by Lucas Stewart, Editor-at-Large (Myanmar), Kitaab
The Nobel Myanmar Literary festival has come and gone, quietly slipping under the media radar. While its well-publicised cousin the Irrawaddy Literary Festival, attracts the power name international authors, the Nobel Myanmar Literary festival offered up a much more local flavour.
Organised by Myanmar media outlet DVB Multimedia Group and The Peoples Age Journal and chaired by renowned writer U Pe Myint, the festival has been in the making for over a year, securing funds from the HEDDA Foundation in Norway and the Swedish post code lottery.
Under the theme of literature and peace, the festival, held at the National Theatre in Yangon from the 17th to 19th January, highlighted talks as diverse as early 20th Century European literature to the contemporary development of the Myanmar short story. Outside tents, cooled by large misting fans featured live readings, photography exhibitions on the continuing war in Kachin State, ‘peace’ painting displays, cartoon boards and a giant book marquis with over 20 stalls.
Opening speeches were provided by Daw Aung San Suu Kyi via a video message and a statement from President Thein Sein, both of whom stressed the need for literature to support and contribute to the peace process. On the second day, former political prisoners and democracy icons Min Ko Naing and Ko Ko Gyi described the influence of books on them when they were students and the power of the written word in the struggle for democracy.

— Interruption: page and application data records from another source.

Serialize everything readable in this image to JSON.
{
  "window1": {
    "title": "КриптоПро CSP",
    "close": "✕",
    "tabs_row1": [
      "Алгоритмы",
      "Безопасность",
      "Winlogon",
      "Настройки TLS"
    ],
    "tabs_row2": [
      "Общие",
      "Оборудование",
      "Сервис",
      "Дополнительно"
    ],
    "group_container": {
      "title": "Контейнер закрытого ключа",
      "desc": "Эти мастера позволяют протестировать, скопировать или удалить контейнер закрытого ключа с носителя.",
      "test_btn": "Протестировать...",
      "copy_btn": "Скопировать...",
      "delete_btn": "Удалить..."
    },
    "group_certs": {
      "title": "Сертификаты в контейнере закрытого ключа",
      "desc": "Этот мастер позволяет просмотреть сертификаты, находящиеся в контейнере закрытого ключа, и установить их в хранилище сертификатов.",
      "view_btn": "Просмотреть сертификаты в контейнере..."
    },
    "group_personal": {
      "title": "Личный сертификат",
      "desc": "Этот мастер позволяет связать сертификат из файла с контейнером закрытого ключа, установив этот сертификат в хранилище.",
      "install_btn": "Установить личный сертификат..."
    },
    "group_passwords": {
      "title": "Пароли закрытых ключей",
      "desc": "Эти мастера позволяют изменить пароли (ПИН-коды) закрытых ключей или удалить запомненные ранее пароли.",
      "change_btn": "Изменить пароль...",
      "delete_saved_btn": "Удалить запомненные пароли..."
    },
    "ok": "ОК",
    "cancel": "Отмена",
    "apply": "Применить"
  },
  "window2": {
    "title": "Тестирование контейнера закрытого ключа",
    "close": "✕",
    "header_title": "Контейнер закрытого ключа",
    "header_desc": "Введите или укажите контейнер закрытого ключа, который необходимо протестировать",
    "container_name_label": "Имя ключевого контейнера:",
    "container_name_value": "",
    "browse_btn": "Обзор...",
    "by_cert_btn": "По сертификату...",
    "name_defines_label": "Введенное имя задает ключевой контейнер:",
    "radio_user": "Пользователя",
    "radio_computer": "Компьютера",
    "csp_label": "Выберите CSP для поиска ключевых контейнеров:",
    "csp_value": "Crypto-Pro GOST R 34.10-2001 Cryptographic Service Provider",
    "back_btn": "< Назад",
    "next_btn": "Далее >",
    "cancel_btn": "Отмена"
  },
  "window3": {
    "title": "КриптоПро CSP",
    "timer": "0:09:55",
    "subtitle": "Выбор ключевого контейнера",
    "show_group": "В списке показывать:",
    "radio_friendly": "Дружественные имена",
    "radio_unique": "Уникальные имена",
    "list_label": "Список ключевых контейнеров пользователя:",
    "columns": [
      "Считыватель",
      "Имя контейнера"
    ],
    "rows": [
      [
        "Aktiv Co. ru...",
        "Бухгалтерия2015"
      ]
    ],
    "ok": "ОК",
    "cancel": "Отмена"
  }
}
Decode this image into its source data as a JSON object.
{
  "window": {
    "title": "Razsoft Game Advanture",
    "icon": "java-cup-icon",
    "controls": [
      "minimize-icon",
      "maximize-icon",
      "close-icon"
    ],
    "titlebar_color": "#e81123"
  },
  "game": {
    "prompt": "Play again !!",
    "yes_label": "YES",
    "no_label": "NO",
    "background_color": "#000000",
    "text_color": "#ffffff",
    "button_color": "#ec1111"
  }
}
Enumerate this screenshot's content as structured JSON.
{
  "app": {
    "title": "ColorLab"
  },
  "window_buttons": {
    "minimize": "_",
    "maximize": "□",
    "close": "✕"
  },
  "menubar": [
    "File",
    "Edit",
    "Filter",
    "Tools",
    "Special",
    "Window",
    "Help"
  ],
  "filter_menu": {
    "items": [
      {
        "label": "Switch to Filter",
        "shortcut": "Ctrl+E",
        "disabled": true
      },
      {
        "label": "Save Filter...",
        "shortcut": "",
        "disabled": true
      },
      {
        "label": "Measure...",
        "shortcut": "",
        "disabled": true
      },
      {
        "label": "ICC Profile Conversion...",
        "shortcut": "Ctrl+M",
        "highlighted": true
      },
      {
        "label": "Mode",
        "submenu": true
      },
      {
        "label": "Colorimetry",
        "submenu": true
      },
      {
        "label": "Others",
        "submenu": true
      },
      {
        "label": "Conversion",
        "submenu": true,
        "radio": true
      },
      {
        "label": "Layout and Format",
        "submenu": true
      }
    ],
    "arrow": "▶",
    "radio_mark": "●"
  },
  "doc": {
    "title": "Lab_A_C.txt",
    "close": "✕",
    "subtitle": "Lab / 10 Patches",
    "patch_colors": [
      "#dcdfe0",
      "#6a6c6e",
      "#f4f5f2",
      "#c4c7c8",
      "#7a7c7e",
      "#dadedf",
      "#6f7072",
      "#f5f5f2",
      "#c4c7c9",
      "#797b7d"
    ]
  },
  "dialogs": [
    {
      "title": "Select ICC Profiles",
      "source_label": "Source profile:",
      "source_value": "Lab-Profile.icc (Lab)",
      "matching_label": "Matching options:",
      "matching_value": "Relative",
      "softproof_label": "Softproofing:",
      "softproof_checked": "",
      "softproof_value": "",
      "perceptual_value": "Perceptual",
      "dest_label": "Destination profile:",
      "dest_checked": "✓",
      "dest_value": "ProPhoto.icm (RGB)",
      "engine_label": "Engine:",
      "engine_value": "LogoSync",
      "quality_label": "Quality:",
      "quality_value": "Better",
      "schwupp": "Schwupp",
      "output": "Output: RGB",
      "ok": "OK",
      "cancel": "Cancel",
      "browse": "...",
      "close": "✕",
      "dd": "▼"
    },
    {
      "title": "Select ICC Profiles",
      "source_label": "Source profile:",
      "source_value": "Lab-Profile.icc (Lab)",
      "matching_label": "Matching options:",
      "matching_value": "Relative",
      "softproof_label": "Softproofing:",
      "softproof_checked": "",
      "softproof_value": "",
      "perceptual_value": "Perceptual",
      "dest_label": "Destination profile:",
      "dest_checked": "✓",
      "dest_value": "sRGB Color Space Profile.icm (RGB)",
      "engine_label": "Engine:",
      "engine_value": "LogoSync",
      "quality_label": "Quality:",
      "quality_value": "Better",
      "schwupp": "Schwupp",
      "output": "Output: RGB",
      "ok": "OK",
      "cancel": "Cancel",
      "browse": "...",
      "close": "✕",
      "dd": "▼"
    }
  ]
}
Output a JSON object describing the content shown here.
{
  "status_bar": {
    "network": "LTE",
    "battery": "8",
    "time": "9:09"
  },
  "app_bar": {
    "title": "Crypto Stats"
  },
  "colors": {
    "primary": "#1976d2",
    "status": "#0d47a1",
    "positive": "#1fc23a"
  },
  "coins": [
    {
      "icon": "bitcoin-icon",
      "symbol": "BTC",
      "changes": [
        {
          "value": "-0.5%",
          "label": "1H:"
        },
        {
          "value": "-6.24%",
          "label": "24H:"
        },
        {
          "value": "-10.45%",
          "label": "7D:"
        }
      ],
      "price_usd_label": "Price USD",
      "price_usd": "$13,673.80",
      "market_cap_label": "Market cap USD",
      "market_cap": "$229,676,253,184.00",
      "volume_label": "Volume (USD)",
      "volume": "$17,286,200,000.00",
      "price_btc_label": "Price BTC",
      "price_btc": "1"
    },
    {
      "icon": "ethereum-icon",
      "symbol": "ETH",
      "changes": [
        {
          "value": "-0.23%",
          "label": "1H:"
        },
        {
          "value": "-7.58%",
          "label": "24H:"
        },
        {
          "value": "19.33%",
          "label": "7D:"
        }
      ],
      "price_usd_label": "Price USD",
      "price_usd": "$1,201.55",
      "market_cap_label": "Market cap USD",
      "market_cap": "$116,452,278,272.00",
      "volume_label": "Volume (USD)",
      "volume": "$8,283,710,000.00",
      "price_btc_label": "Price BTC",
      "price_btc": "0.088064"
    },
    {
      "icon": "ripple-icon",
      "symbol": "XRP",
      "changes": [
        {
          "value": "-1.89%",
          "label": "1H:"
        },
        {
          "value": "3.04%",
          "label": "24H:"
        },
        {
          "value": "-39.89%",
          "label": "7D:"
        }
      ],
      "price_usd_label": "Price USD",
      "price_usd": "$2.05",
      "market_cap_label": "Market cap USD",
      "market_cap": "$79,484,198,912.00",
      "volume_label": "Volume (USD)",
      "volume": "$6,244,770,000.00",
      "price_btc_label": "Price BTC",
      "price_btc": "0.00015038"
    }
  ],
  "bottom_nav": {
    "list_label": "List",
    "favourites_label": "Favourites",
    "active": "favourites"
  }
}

To cement the connection with the Nobel Literature Prize, over 100 books written by Prize winners, from Steinbeck to Coetzee were translated into Burmese, published locally and put on sale.